Saturday, March 29, 2008

Blind photographers find the view Down Under

The Sydney Morning Herald in Australia reported March 28 on a program called "Local Eyes - Our Community Through A Different Lens." The program is not just for blind people but for a variety of people to express how they feel about their community through photography.

"Forty-five children and adults from a range of disability, rehabilitation and social justice organisations were given digital cameras and taught how to use them," according to The Morning Herald. "They were then paired with a professional photographer who guided them through their artistic brief: a self-portrait, a day in your life, and people, places and moments that make your day."

When three blind people wanted to participate, the program accommodated them and that willingness appears to be what netted the good media attention. The story primarily profiles Sue McLeod, 40, who has been blind since the age of 3, and her positive experience learning photography from photojournalist Helen Cross.

McLeod (pictured above with Cross) says in the article that "she is hooked on photography and hopes to have her own camera some day, believes it has given her more than another skill set. 'To be honest with you, my attitude is stronger towards things, more confident,' she said.
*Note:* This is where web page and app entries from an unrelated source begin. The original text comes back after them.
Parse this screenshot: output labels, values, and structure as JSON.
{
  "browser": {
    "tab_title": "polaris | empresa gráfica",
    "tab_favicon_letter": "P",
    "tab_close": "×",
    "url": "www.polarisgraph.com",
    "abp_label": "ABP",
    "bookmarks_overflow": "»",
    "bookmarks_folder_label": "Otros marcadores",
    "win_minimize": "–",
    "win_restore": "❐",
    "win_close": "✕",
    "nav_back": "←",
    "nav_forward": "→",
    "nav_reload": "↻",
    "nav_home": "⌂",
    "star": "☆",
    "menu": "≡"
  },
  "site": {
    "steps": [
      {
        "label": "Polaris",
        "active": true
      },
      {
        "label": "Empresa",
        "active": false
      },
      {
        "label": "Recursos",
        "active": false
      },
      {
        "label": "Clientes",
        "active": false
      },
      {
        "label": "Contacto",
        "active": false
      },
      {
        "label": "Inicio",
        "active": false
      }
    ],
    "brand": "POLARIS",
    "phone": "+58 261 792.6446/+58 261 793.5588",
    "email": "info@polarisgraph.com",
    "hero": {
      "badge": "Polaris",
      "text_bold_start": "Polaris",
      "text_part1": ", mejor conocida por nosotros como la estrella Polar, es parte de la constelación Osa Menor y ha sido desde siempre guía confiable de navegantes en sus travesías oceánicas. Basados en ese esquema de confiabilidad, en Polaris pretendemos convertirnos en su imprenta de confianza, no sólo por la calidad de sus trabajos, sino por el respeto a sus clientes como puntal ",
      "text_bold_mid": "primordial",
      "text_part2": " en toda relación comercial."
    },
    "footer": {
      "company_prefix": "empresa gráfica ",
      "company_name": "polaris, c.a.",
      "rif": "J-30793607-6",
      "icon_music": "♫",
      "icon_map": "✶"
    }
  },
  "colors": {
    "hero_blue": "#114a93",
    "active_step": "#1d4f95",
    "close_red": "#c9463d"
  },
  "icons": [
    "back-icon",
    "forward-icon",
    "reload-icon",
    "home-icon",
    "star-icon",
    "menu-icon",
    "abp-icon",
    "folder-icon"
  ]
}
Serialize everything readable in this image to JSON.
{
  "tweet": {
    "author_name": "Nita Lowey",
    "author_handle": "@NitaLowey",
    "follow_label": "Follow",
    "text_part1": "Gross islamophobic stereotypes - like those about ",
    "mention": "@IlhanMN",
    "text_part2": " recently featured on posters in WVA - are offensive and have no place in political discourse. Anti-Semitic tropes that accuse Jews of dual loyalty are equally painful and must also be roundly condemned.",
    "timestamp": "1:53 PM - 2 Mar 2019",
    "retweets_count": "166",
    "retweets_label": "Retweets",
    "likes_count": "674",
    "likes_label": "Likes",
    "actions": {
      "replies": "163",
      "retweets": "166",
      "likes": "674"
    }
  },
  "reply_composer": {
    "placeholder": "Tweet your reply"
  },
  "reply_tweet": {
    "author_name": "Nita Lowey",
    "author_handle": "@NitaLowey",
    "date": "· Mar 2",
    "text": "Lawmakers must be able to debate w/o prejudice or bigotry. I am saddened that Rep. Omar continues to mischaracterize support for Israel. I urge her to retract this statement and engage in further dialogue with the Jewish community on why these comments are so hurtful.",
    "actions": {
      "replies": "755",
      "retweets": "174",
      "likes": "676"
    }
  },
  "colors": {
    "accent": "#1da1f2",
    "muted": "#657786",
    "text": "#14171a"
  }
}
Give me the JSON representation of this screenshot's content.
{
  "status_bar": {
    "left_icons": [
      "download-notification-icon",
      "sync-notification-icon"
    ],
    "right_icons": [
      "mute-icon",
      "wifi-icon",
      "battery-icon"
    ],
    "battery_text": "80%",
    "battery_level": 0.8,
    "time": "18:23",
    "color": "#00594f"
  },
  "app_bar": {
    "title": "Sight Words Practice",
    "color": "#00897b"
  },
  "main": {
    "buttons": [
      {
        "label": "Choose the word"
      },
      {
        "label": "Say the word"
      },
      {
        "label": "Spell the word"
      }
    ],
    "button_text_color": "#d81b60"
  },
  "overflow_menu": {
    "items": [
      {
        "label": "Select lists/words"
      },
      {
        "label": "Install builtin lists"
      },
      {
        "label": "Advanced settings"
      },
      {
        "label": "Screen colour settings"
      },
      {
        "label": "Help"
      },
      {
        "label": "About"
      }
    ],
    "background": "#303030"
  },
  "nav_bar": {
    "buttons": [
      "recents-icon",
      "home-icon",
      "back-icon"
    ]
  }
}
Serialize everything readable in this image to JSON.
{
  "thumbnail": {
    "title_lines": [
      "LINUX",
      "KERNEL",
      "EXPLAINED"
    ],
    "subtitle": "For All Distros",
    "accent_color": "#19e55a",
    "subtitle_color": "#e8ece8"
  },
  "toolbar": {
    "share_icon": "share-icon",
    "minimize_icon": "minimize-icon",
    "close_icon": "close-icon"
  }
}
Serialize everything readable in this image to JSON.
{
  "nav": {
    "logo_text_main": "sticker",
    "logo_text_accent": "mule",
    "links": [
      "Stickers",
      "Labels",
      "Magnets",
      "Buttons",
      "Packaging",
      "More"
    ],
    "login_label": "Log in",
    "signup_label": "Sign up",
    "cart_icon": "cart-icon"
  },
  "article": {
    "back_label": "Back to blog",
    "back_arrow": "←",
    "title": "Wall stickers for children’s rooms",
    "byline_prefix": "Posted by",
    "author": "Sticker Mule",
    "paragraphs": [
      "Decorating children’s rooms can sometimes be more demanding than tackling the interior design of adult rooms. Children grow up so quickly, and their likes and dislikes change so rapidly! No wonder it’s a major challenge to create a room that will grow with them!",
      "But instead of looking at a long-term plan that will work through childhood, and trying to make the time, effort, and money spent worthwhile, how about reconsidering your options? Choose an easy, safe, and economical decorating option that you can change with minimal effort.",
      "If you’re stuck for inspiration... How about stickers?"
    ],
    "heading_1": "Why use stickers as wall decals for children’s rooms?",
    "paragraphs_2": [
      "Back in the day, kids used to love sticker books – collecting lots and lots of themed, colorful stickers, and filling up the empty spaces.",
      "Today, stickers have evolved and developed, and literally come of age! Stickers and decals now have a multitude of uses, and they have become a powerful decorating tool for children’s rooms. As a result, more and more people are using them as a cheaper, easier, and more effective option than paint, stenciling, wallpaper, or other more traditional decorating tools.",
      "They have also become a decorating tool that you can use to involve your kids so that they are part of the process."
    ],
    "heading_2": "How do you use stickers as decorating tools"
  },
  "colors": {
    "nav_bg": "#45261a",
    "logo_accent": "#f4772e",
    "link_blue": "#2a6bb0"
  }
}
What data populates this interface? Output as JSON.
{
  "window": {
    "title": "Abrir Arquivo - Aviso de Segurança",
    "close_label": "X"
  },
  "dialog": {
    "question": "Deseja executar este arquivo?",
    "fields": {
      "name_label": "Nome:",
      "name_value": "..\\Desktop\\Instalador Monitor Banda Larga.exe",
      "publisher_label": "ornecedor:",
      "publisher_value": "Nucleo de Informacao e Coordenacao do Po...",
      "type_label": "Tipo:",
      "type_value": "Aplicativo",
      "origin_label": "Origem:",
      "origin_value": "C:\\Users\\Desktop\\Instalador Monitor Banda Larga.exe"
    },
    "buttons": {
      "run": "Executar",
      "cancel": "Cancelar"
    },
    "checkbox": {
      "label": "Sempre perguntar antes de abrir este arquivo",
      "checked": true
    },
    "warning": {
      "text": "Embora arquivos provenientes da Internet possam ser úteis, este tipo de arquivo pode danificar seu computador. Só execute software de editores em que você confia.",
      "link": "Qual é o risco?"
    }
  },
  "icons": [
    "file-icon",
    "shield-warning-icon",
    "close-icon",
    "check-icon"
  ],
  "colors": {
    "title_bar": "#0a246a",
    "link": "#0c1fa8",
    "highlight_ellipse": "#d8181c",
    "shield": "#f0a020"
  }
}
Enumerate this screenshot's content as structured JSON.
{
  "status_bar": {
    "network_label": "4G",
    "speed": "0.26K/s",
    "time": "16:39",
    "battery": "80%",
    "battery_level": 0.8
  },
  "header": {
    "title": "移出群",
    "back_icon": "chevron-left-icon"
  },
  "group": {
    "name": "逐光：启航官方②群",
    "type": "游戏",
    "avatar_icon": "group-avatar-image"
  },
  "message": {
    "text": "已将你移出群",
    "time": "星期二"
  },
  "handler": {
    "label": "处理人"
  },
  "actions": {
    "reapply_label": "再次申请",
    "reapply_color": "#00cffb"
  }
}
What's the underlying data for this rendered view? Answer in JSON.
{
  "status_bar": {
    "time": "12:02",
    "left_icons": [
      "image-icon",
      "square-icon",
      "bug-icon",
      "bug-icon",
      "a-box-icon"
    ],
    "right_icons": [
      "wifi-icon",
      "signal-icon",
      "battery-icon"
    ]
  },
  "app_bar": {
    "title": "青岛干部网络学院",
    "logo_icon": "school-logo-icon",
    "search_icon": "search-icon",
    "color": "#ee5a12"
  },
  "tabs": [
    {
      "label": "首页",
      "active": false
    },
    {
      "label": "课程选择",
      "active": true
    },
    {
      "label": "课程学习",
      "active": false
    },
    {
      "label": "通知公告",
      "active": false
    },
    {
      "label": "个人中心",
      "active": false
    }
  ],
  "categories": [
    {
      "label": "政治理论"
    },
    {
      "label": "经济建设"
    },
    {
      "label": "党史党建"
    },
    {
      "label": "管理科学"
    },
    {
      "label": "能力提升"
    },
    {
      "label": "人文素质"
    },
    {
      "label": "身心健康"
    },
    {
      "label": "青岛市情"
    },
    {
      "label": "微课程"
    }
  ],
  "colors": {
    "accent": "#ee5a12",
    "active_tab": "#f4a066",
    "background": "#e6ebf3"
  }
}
Once afraid to venture beyond the footpath bisecting her local park, Ms McLeod has recently returned from New Zealand, her first overseas trip."